Assignment
Extract every line of the material that holds the string "icon".

(Extracted data begins)

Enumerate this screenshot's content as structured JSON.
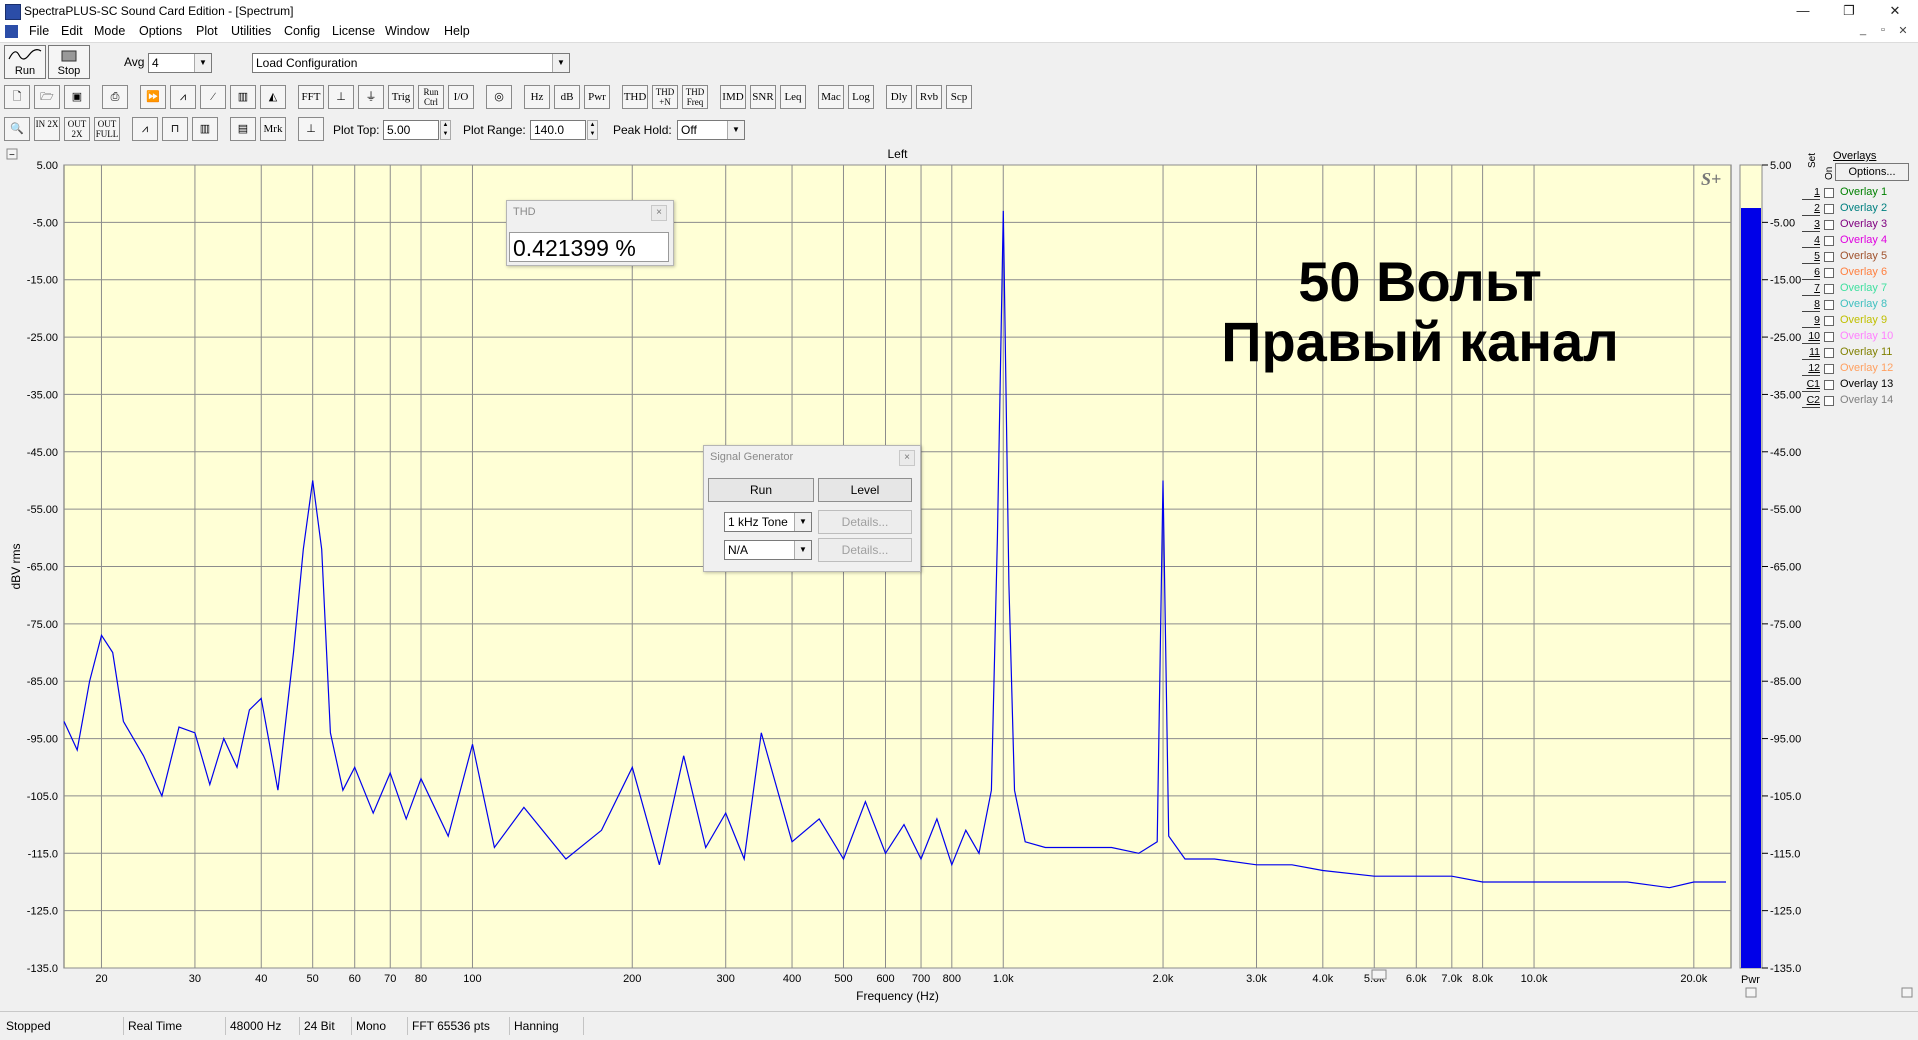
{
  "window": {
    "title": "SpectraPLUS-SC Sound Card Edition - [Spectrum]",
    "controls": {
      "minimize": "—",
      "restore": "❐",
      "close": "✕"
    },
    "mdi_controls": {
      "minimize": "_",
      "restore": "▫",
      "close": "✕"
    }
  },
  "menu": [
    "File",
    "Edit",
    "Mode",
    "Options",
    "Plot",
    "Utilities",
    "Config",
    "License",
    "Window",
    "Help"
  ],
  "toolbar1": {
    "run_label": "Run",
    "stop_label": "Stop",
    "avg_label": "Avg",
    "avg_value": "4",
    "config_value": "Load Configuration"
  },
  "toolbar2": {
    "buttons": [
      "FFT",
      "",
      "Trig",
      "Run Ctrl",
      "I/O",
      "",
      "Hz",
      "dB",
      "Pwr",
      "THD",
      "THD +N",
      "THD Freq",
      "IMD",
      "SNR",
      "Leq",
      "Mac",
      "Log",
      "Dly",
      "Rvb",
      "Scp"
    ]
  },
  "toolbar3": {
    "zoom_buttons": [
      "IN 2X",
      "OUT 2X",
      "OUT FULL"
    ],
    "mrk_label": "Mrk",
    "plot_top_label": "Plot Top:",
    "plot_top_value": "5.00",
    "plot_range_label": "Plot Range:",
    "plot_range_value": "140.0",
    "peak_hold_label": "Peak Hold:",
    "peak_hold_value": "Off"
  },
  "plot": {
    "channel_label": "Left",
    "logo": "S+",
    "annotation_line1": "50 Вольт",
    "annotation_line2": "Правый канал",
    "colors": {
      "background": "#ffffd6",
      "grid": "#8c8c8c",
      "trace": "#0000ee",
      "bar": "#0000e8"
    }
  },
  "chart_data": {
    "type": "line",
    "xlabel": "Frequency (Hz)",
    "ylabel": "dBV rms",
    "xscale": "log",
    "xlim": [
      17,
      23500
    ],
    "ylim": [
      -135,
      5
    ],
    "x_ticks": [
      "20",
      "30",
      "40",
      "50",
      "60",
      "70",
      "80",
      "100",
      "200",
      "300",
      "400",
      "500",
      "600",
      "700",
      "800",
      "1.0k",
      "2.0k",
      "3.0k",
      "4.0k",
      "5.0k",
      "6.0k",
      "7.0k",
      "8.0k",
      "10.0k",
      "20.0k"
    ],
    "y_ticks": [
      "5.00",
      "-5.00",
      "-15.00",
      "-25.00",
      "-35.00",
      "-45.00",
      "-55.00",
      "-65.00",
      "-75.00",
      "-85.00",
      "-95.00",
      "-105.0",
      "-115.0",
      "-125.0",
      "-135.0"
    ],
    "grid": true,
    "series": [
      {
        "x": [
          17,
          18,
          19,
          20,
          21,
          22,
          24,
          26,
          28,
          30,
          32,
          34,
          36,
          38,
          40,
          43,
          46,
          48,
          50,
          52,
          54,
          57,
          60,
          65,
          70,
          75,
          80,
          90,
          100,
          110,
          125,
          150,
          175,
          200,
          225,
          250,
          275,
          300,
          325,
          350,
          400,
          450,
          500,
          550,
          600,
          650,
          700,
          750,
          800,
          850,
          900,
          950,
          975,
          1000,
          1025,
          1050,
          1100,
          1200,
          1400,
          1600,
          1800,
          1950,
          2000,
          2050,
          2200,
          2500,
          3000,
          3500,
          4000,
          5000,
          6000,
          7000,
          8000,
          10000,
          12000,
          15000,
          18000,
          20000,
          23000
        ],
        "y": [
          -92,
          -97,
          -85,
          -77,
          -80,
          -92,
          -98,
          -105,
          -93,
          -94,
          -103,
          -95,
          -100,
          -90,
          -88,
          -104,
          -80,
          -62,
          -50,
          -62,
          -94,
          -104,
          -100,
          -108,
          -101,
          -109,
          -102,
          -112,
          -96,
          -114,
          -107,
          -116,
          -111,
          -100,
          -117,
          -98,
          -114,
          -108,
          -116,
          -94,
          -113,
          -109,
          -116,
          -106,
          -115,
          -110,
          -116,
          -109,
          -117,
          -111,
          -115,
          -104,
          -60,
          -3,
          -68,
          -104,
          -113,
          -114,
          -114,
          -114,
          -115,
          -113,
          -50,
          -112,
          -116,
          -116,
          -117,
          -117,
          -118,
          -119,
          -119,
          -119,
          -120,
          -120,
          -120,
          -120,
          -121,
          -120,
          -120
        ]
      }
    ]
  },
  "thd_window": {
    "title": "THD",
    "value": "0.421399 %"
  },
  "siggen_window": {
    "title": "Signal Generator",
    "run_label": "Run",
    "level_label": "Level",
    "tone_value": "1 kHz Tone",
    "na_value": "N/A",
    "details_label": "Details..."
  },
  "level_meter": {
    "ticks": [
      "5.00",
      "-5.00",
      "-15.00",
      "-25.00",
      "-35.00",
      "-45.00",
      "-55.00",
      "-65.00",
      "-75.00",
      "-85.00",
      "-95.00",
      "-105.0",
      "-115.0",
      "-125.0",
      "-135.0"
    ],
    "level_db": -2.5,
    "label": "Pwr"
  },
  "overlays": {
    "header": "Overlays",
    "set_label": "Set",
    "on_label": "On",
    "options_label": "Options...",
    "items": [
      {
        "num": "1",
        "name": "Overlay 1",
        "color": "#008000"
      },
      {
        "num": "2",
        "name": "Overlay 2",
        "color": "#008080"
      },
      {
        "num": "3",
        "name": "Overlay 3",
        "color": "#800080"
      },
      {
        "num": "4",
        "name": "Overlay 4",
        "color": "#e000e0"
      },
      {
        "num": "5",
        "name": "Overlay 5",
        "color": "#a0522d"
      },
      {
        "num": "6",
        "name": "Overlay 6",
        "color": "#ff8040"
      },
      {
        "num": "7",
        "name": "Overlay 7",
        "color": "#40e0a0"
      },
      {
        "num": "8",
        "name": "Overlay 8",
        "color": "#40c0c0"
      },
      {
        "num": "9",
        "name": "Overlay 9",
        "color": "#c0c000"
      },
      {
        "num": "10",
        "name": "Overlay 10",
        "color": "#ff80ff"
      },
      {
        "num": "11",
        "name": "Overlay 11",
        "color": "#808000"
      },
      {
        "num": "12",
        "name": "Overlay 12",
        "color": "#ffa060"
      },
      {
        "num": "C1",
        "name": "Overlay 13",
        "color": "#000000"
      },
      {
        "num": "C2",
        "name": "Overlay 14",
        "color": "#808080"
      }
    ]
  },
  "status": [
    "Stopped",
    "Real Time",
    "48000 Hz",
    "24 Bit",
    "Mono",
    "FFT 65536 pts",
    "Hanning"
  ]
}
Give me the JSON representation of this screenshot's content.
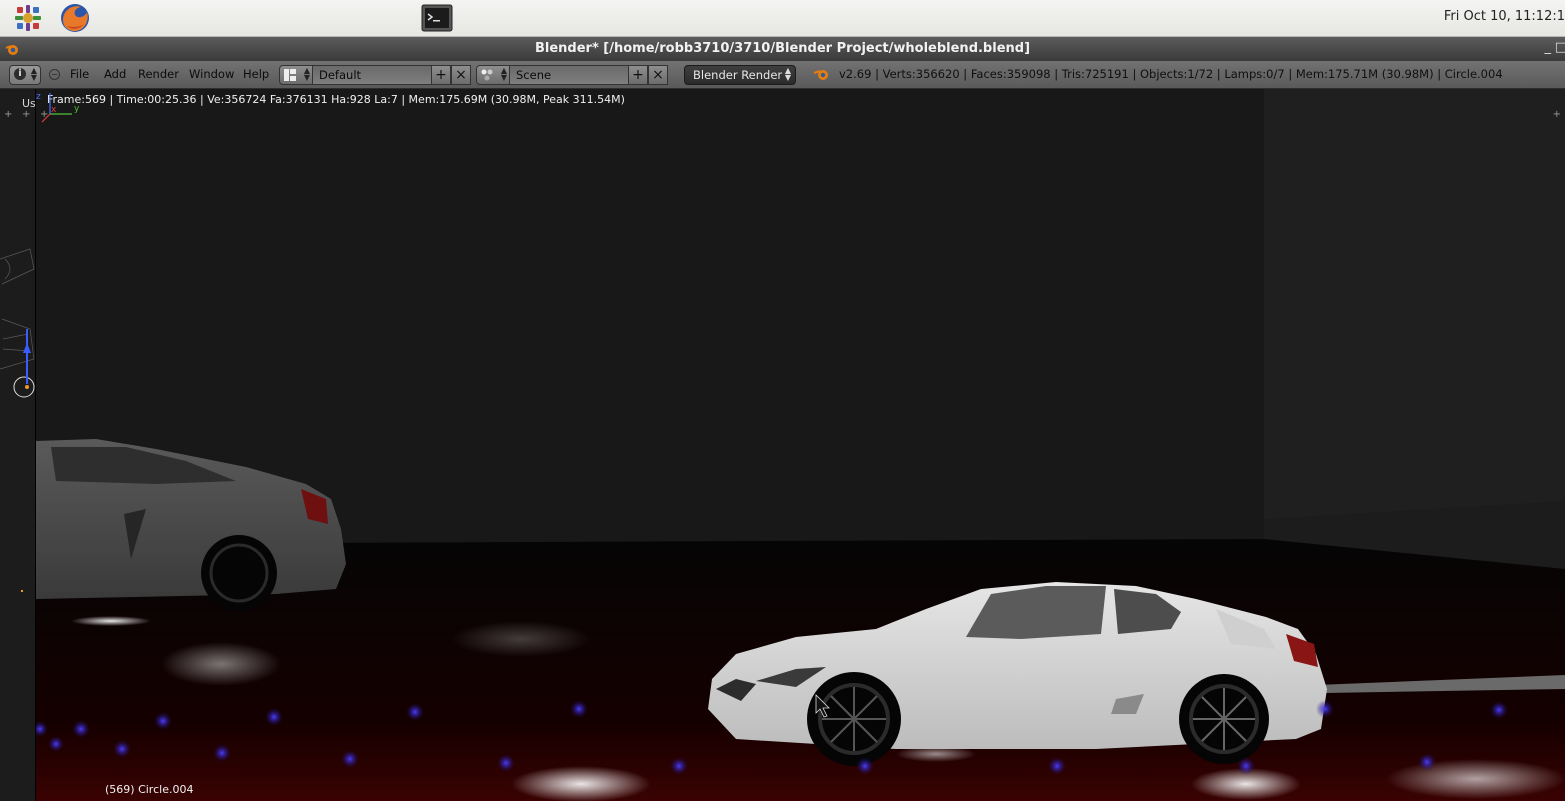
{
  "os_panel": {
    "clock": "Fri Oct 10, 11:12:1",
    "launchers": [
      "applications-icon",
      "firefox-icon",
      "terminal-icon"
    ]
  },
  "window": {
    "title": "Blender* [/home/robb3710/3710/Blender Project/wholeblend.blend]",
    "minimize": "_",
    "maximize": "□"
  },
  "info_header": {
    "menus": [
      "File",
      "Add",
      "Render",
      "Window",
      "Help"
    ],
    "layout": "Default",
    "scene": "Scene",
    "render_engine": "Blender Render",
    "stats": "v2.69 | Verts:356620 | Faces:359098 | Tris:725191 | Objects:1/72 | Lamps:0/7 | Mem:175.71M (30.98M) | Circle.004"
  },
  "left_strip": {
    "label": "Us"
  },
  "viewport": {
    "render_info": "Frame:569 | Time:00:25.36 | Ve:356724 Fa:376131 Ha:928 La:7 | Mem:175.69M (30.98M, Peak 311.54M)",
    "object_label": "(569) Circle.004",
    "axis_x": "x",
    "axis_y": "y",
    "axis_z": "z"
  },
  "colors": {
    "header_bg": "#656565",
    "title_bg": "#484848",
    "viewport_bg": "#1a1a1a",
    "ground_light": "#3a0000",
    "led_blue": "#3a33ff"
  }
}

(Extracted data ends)

Response area
      "applications-icon",
      "firefox-icon",
      "terminal-icon"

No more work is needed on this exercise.